But the patient didn’t. They kept returning to that topic, often resisting the interviewer’s lead onto other topics. My advice in those situations was, “the quickest way to gain the patient’s cooperation to follow your lead into the areas important to you is to first address their need to share with you what is most bothering them. What seems like the slow way is actually the faster way.”

Those were the oral boards, of course, but this concept of listening to, demonstrating an understanding of, acknowledging and validating a person’s pain is even more pertinent to the real world of caring for people with psychiatric conditions. Allowing a person to feel they are ‘present’ to you is the quickest way to establish a therapeutic alliance and gain commitment from a patient, and the easiest way to provide succor to a person. Allowing someone to be present to you is therapeutic in and of itself. Someone whose suffering and struggle are heard is in a stronger position to overcome the hurt.

If interested, here’s the link to the transcript of Michel Martin’s discussion:

Until next time,

Dr. Jack


Today’s Quotes

“Let others see their greatness when looking in your eyes.”
– Mollie Marti

“There is no good singing. There is only present and absent.”
– Jess Buckley

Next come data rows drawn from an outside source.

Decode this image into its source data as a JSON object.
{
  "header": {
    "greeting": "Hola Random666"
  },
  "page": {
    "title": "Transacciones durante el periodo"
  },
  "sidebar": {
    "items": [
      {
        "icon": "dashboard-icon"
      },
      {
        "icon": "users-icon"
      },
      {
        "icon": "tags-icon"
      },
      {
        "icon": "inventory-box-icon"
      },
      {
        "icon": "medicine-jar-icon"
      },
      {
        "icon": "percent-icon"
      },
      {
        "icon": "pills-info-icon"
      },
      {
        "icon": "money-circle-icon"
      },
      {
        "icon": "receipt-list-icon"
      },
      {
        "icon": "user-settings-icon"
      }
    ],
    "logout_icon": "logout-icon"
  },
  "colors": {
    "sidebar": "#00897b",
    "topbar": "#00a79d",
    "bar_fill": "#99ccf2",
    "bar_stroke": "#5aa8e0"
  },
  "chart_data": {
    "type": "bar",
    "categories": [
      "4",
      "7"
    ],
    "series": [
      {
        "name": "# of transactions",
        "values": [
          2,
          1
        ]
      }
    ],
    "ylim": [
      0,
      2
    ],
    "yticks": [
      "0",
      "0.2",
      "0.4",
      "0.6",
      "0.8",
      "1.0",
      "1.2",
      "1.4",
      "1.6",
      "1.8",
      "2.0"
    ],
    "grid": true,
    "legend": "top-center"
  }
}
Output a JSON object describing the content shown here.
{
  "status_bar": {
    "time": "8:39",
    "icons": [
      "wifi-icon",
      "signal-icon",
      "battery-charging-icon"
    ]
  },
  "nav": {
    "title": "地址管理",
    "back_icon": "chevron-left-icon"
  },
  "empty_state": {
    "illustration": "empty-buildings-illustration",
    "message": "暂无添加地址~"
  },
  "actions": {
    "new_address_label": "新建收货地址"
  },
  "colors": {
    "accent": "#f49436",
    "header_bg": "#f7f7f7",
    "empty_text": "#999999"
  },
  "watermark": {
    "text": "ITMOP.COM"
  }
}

“From the beginning the focus of DBT has been a ‘life worth living.”
– Marsha Linehan